from inland flooding and storm surge.
Using these figures, the total damage estimate is
$15.8 billion.
Hurricane Sandy
Hurricane Sandy
650,000 homes damaged or destroyed
8.5 million people without power
$50 billion in damages (2nd only to Katrina)
F-0 tornado in Bermuda
28 inches of rain in Jamaica and 13 inches in
• 36 inches of snow in North Carolina and West
• 147 people dead (72 in USA, of which 41 died
due to the storm surge)
In New Jersey
• tide 8.57 feet above normal in Sandy Hook may
have been higher but station failed
• deepest water 8.9 feet in Sandy Hook
• Monmouth and Middlesex counties inundated
with 4 – 9 feet of water
• 5 million people without power
• 346,000 housing units lost
• 19,000 businesses lost
• 48,000 trees lost
• $4 billion to repair power, gas, sewer, waste, and
water services
In New Jersey
• Wildwood Crest 11.9 inches of rain
• 65,000 boats lost
• fishing industry devastated by loss of
boats, docks, marinas, restaurants, and
fish processing plants
• $2.9 billion damage to roads, bridges, and
transit systems
• Salem Nuclear Power Plant shut down
automatically when 4 of its 6 pumps failed
Before and after
images of a
portion of the
coast in
Mantoloking, NJ,
showing the
effect of storm
surge flooding.
Before and after
image of a portion
of the coast near
Rockaway, New
York, in Queens
showing the inland
extent of storm
surge flooding.
Image of a rollercoaster sitting in the Atlantic Ocean
in NJ after the Fun Town pier it sat on was
destroyed by Sandy’s storm surge.
Storm surge penetrating the lower East Side in
Manhattan, New York City, on 29 October 2012
Lexington Avenue subway station
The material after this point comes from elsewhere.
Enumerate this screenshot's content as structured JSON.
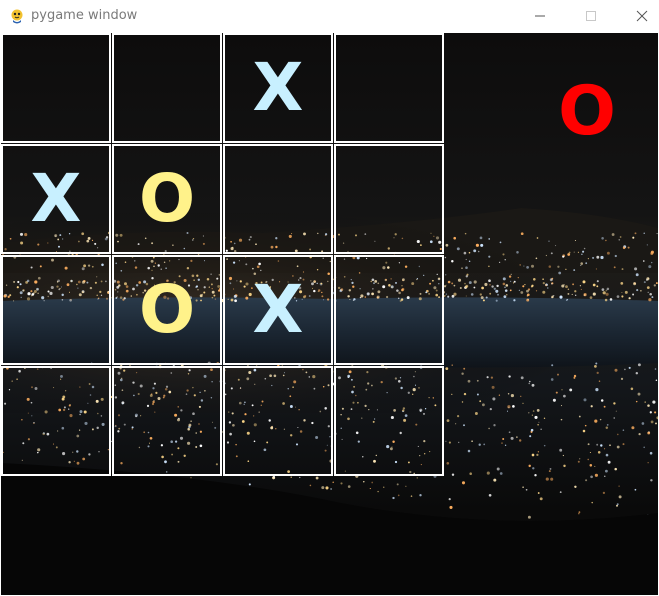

flooded during Sandy
surveillance camera photo shows a PATH station in
Hoboken, New Jersey as it is flooded around 9:30 p.m.